When I was a teenager, my dad and I used to enjoy looking at the graffiti painted all over Mexico City. While my dad was a critic of the graffiti that was just scribbles and swear words and obscene signs, we enjoyed those graffitos that were not only truly artistic but also political. Graffiti was, and continues to be, widely spread through Mexico as political and economic turmoil were the themes of the 90s and the early 2000’s.
Graffiti, which remains illegal in most states in Mexico, is a dangerous activity that is associated with “gangs” and mostly men that have “nothing better to do.” Nonetheless, even in my teen years, I saw in many graffiti pieces meaningful lessons of change and hope.

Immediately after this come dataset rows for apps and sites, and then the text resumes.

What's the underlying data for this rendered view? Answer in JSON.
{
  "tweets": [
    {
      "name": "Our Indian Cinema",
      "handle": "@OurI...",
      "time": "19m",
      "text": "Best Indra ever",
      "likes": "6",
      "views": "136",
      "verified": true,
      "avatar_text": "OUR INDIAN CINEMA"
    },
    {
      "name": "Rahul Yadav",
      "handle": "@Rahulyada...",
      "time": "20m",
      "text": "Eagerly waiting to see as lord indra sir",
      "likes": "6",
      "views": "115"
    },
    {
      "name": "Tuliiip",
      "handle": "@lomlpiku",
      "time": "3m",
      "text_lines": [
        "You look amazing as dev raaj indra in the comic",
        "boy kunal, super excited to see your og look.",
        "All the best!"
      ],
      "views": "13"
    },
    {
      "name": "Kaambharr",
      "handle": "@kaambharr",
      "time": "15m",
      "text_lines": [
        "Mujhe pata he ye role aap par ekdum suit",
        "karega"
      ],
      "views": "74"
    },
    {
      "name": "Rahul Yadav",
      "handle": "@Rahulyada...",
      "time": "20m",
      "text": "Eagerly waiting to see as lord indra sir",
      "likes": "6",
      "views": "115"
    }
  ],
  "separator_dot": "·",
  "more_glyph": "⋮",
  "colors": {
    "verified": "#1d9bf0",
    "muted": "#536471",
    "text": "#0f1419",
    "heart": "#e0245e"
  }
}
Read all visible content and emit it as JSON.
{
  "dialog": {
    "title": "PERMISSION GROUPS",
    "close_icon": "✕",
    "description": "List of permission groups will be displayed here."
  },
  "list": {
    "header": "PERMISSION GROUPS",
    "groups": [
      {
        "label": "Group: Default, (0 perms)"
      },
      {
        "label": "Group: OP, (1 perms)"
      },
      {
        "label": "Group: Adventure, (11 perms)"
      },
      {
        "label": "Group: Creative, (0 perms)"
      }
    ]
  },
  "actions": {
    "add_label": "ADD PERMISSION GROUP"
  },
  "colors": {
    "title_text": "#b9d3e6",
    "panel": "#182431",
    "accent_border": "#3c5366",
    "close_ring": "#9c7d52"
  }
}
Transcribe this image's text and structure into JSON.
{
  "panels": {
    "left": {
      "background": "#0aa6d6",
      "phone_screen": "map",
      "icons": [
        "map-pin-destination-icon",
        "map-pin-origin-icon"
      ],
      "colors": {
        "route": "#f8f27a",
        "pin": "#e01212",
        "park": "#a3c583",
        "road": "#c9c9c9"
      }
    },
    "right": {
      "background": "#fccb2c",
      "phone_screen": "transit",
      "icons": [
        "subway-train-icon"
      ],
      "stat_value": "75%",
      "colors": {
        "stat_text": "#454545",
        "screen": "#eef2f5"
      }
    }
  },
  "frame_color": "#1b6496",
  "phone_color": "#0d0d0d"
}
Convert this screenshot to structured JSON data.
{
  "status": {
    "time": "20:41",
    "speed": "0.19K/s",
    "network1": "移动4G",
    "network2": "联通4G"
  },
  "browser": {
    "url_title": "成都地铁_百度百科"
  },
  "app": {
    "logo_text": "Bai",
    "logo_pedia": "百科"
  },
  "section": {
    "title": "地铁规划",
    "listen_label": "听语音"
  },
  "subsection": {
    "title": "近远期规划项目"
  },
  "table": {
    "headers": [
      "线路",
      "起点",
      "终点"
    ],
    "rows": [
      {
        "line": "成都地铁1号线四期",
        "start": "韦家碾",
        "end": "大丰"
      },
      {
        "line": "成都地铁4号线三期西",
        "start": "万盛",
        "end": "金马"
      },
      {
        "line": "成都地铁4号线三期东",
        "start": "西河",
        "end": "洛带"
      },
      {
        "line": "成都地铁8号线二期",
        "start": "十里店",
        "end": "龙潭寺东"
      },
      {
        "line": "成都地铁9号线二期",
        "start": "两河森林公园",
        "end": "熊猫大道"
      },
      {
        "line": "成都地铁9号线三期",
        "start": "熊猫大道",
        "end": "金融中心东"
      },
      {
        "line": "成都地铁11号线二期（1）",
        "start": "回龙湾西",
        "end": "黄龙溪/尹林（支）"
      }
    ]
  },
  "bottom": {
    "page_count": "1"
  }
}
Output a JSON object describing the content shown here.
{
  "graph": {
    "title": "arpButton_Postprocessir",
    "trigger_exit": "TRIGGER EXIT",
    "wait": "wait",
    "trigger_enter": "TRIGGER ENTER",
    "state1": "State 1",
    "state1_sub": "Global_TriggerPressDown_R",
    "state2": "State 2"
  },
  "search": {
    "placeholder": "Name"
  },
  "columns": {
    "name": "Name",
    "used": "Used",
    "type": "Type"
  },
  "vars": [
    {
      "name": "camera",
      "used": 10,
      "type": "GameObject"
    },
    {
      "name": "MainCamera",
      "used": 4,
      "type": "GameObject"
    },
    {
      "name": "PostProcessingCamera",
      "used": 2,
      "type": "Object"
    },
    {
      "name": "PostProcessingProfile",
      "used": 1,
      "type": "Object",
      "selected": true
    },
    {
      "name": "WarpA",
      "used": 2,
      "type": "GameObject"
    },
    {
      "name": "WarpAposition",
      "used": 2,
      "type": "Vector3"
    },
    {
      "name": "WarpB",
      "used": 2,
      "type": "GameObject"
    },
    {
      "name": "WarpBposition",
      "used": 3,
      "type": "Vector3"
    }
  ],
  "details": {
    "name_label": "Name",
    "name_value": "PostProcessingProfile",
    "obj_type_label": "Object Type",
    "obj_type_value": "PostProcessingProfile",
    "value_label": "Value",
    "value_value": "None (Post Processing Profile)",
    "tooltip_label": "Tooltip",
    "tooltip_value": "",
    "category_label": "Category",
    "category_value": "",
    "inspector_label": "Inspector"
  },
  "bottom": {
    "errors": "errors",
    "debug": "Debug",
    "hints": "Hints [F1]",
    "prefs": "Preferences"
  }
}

Although I completely acknowledge the challenges that come along with having private property damaged with graffiti and the like, I see graffiti art as a powerful way of expression that resembles that of political cartoons, which I discussed last year. Whereas graffiti has also been used to intimidate others, including Muslim women these days, it has a lot of value when used to deliver positive messages. [Read more...]